Directions:
Only the text should be kept: print every entry below exactly and leave each image out.

The data:
-- -- --

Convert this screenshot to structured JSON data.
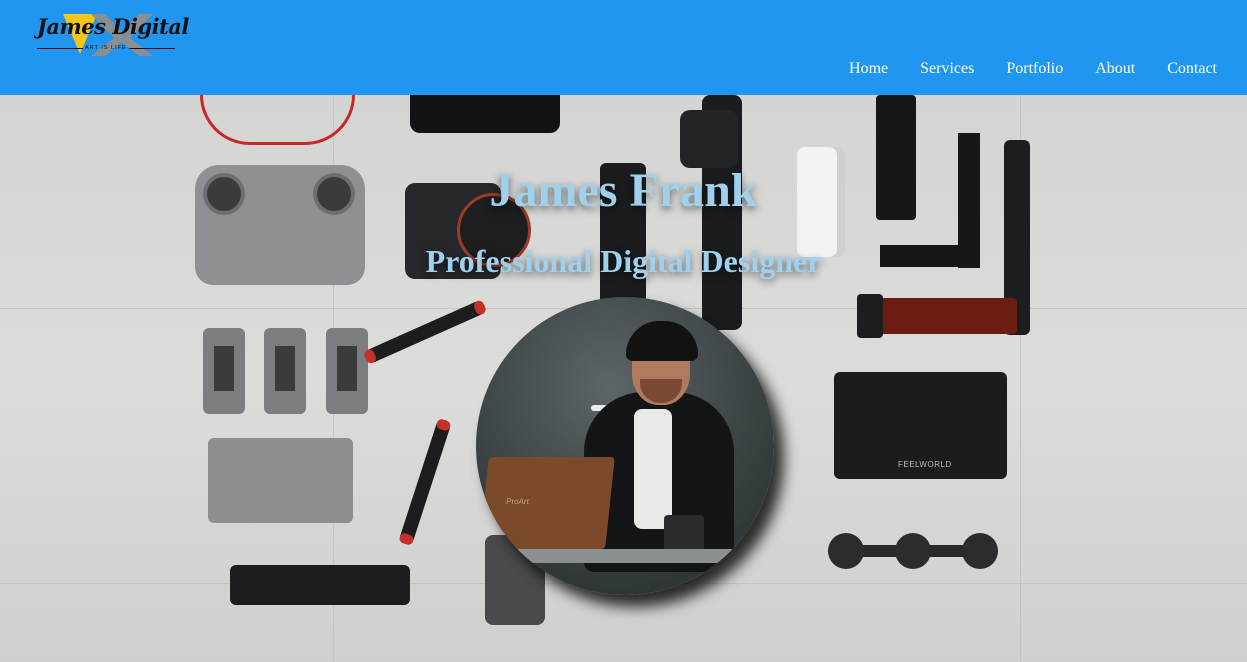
{
  "header": {
    "logo": {
      "script_text": "James Digital",
      "tagline": "ART IS LIFE"
    },
    "nav": [
      {
        "label": "Home"
      },
      {
        "label": "Services"
      },
      {
        "label": "Portfolio"
      },
      {
        "label": "About"
      },
      {
        "label": "Contact"
      }
    ]
  },
  "hero": {
    "title": "James Frank",
    "subtitle": "Professional Digital Designer",
    "monitor_brand": "FEELWORLD",
    "laptop_brand": "ProArt"
  },
  "colors": {
    "header_bg": "#2196f0",
    "hero_text": "#9fd1ec",
    "nav_text": "#ffffff"
  }
}
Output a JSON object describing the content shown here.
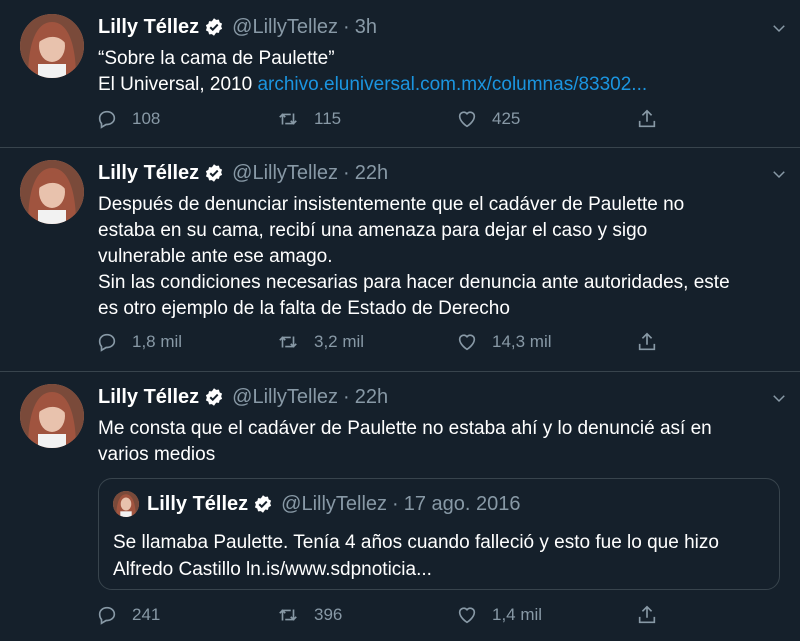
{
  "tweets": [
    {
      "name": "Lilly Téllez",
      "handle": "@LillyTellez",
      "time": "3h",
      "lines": [
        "“Sobre la cama de Paulette”"
      ],
      "line2_prefix": "El Universal, 2010 ",
      "line2_link": "archivo.eluniversal.com.mx/columnas/83302...",
      "replies": "108",
      "retweets": "115",
      "likes": "425"
    },
    {
      "name": "Lilly Téllez",
      "handle": "@LillyTellez",
      "time": "22h",
      "lines": [
        "Después de denunciar insistentemente que el cadáver de Paulette no",
        "estaba en su cama, recibí una amenaza para dejar el caso y sigo",
        "vulnerable ante ese amago.",
        "Sin las condiciones necesarias para hacer denuncia ante autoridades, este",
        "es otro ejemplo de la falta de Estado de Derecho"
      ],
      "replies": "1,8 mil",
      "retweets": "3,2 mil",
      "likes": "14,3 mil"
    },
    {
      "name": "Lilly Téllez",
      "handle": "@LillyTellez",
      "time": "22h",
      "lines": [
        "Me consta que el cadáver de Paulette no estaba ahí y lo denuncié así en",
        "varios medios"
      ],
      "quote": {
        "name": "Lilly Téllez",
        "handle": "@LillyTellez",
        "time": "17 ago. 2016",
        "lines": [
          "Se llamaba Paulette. Tenía 4 años cuando falleció y esto fue lo que hizo",
          "Alfredo Castillo ln.is/www.sdpnoticia..."
        ]
      },
      "replies": "241",
      "retweets": "396",
      "likes": "1,4 mil"
    }
  ],
  "separator": "·",
  "colors": {
    "background": "#15202b",
    "border": "#38444d",
    "secondary_text": "#8899a6",
    "link": "#1b95e0",
    "verified": "#ffffff"
  },
  "icons": {
    "reply": "reply-icon",
    "retweet": "retweet-icon",
    "like": "heart-icon",
    "share": "share-icon",
    "verified": "verified-badge-icon",
    "caret": "chevron-down-icon"
  }
}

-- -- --

Finished task:
Convert this screenshot to structured JSON data.
{
  "header": {
    "logo": {
      "script_text": "James Digital",
      "tagline": "ART IS LIFE"
    },
    "nav": [
      {
        "label": "Home"
      },
      {
        "label": "Services"
      },
      {
        "label": "Portfolio"
      },
      {
        "label": "About"
      },
      {
        "label": "Contact"
      }
    ]
  },
  "hero": {
    "title": "James Frank",
    "subtitle": "Professional Digital Designer",
    "monitor_brand": "FEELWORLD",
    "laptop_brand": "ProArt"
  },
  "colors": {
    "header_bg": "#2196f0",
    "hero_text": "#9fd1ec",
    "nav_text": "#ffffff"
  }
}
Output a JSON object describing the content shown here.
{
  "tweets": [
    {
      "name": "Lilly Téllez",
      "handle": "@LillyTellez",
      "time": "3h",
      "lines": [
        "“Sobre la cama de Paulette”"
      ],
      "line2_prefix": "El Universal, 2010 ",
      "line2_link": "archivo.eluniversal.com.mx/columnas/83302...",
      "replies": "108",
      "retweets": "115",
      "likes": "425"
    },
    {
      "name": "Lilly Téllez",
      "handle": "@LillyTellez",
      "time": "22h",
      "lines": [
        "Después de denunciar insistentemente que el cadáver de Paulette no",
        "estaba en su cama, recibí una amenaza para dejar el caso y sigo",
        "vulnerable ante ese amago.",
        "Sin las condiciones necesarias para hacer denuncia ante autoridades, este",
        "es otro ejemplo de la falta de Estado de Derecho"
      ],
      "replies": "1,8 mil",
      "retweets": "3,2 mil",
      "likes": "14,3 mil"
    },
    {
      "name": "Lilly Téllez",
      "handle": "@LillyTellez",
      "time": "22h",
      "lines": [
        "Me consta que el cadáver de Paulette no estaba ahí y lo denuncié así en",
        "varios medios"
      ],
      "quote": {
        "name": "Lilly Téllez",
        "handle": "@LillyTellez",
        "time": "17 ago. 2016",
        "lines": [
          "Se llamaba Paulette. Tenía 4 años cuando falleció y esto fue lo que hizo",
          "Alfredo Castillo ln.is/www.sdpnoticia..."
        ]
      },
      "replies": "241",
      "retweets": "396",
      "likes": "1,4 mil"
    }
  ],
  "separator": "·",
  "colors": {
    "background": "#15202b",
    "border": "#38444d",
    "secondary_text": "#8899a6",
    "link": "#1b95e0",
    "verified": "#ffffff"
  },
  "icons": {
    "reply": "reply-icon",
    "retweet": "retweet-icon",
    "like": "heart-icon",
    "share": "share-icon",
    "verified": "verified-badge-icon",
    "caret": "chevron-down-icon"
  }
}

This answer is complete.